*WHAT YOU SHOULD DO*.
Print the entries that appear below, exactly as written and without their pictures.

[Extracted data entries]
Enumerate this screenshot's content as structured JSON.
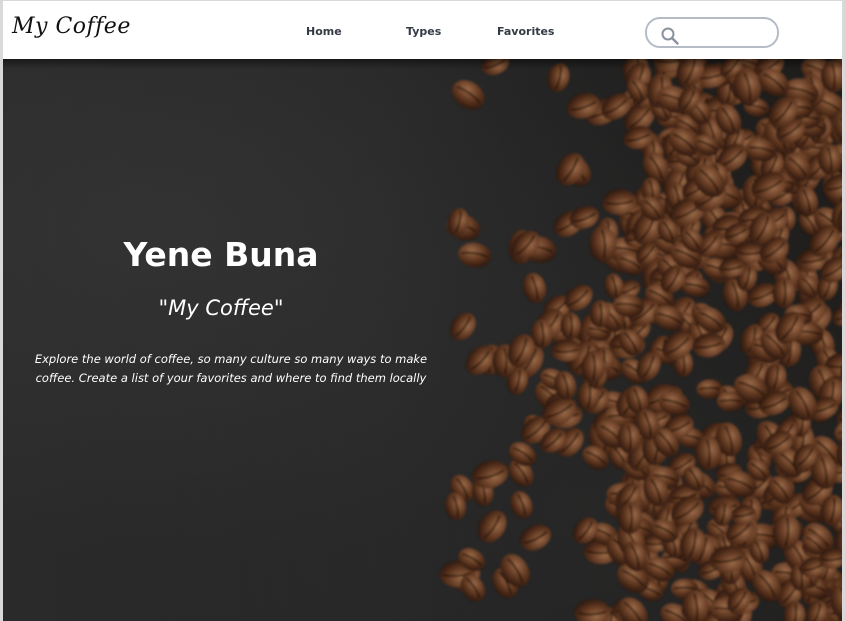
{
  "header": {
    "logo": "My Coffee",
    "nav": [
      {
        "label": "Home"
      },
      {
        "label": "Types"
      },
      {
        "label": "Favorites"
      }
    ],
    "search": {
      "value": "",
      "placeholder": ""
    }
  },
  "hero": {
    "title": "Yene Buna",
    "subtitle": "\"My Coffee\"",
    "description": "Explore the world of coffee, so many culture so many ways to make coffee. Create a list of your favorites and where to find them locally",
    "background_image": "coffee-beans-on-dark-surface"
  },
  "colors": {
    "nav_text": "#333a44",
    "search_border": "#b6bcc6",
    "hero_background": "#262626",
    "hero_text": "#ffffff",
    "bean_color": "#5a3420"
  }
}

*RESULT OF THE EXERCISE*.
Enumerate this screenshot's content as structured JSON.
{
  "header": {
    "logo": "My Coffee",
    "nav": [
      {
        "label": "Home"
      },
      {
        "label": "Types"
      },
      {
        "label": "Favorites"
      }
    ],
    "search": {
      "value": "",
      "placeholder": ""
    }
  },
  "hero": {
    "title": "Yene Buna",
    "subtitle": "\"My Coffee\"",
    "description": "Explore the world of coffee, so many culture so many ways to make coffee. Create a list of your favorites and where to find them locally",
    "background_image": "coffee-beans-on-dark-surface"
  },
  "colors": {
    "nav_text": "#333a44",
    "search_border": "#b6bcc6",
    "hero_background": "#262626",
    "hero_text": "#ffffff",
    "bean_color": "#5a3420"
  }
}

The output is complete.